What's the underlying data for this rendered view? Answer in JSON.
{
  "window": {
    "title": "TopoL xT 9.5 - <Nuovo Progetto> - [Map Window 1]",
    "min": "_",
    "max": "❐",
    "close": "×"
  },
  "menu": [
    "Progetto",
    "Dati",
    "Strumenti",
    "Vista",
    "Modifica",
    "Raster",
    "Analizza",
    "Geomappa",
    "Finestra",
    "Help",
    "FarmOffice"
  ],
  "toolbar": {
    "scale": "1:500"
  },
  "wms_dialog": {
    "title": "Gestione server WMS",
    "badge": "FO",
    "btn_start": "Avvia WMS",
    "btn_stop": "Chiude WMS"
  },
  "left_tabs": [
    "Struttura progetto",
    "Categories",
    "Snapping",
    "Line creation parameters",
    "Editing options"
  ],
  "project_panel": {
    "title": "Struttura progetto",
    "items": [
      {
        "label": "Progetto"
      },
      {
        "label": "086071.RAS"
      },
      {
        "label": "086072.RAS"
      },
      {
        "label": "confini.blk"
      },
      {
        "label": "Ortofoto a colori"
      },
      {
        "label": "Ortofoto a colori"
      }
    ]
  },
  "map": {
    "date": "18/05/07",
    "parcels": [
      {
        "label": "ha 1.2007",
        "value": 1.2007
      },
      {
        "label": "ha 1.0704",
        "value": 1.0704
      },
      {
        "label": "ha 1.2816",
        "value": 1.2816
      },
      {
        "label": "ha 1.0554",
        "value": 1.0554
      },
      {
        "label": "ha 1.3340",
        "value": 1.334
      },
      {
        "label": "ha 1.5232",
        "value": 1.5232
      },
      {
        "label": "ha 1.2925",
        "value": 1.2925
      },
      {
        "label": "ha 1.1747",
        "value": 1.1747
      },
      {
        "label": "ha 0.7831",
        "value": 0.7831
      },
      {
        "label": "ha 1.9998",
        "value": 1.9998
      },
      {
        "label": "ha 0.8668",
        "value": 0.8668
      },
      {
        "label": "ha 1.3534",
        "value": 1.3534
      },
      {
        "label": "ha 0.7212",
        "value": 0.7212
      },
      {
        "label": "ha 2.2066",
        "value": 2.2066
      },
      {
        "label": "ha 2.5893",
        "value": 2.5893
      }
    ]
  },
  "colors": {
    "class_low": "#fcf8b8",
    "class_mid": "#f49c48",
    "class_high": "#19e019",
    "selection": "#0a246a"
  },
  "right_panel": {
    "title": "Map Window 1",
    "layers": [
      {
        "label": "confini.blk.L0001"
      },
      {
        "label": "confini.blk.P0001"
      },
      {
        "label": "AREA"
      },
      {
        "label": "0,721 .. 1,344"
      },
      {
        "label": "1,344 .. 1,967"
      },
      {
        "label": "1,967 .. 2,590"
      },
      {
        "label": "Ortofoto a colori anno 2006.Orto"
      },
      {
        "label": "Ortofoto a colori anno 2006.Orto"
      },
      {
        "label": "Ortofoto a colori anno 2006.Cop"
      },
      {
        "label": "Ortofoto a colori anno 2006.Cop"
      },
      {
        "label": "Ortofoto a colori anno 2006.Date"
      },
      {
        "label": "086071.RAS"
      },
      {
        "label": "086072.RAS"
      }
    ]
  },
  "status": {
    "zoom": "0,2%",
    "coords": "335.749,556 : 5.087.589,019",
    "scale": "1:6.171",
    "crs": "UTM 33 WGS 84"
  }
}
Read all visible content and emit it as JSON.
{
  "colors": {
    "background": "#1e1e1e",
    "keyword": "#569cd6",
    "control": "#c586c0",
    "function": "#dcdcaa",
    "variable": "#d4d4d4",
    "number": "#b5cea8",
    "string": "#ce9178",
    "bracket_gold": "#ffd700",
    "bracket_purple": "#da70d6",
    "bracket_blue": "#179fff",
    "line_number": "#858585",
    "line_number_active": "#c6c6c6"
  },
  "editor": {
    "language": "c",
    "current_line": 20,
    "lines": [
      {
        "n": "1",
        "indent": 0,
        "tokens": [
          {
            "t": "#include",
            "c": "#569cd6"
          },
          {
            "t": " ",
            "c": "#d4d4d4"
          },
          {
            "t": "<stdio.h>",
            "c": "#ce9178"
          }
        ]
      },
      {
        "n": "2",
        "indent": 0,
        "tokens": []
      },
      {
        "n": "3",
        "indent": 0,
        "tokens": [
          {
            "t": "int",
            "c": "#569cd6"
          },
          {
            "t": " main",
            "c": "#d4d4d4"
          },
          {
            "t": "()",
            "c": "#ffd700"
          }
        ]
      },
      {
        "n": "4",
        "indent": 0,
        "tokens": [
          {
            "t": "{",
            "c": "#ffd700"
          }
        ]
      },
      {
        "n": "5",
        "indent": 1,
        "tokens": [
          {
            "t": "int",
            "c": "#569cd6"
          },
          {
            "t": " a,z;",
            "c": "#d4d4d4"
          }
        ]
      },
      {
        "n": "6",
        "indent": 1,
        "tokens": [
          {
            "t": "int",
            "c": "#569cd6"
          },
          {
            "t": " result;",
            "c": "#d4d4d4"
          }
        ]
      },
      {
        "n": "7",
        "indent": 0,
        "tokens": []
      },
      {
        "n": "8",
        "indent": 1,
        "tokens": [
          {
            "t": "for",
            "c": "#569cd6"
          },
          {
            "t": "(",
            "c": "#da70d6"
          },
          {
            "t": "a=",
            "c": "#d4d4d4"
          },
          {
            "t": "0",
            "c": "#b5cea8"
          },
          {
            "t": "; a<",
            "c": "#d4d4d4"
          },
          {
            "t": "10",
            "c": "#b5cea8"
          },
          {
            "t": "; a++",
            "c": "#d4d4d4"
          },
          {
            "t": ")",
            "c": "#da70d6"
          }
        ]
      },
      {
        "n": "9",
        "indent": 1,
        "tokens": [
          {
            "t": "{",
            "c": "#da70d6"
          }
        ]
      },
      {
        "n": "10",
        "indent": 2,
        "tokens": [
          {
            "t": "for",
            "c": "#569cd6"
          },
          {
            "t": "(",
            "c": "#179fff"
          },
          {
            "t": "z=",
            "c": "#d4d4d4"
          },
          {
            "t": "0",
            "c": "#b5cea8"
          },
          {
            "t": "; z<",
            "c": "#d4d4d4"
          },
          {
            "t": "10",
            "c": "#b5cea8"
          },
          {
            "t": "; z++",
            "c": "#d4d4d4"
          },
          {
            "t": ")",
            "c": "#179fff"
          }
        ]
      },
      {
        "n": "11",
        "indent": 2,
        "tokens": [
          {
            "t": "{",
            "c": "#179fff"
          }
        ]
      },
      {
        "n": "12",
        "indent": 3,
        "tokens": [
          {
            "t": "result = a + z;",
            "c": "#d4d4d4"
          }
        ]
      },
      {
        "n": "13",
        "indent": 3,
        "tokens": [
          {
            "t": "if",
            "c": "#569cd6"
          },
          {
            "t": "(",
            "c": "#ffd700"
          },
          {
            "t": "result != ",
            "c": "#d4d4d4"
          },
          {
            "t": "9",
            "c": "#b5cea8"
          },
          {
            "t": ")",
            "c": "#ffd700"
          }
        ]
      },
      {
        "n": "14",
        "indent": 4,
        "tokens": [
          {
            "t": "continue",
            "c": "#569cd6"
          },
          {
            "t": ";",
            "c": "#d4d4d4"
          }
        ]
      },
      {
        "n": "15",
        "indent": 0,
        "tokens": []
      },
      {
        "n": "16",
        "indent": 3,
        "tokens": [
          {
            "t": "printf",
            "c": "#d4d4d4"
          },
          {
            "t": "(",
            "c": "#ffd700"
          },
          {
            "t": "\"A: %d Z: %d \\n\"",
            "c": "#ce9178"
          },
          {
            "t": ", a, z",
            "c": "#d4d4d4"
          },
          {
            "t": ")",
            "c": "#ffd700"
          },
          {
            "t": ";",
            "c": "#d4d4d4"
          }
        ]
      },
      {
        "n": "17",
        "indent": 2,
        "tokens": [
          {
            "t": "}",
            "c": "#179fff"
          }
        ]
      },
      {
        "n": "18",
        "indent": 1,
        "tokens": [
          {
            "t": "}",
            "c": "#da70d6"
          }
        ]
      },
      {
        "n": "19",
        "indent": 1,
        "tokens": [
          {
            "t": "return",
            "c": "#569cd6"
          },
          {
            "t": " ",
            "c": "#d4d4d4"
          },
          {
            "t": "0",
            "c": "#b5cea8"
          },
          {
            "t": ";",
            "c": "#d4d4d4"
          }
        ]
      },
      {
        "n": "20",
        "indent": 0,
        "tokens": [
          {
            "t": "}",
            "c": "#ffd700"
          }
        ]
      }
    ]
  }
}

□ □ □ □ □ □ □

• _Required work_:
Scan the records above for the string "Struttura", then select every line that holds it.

• _Completed task_:
    "Struttura progetto",
    "title": "Struttura progetto",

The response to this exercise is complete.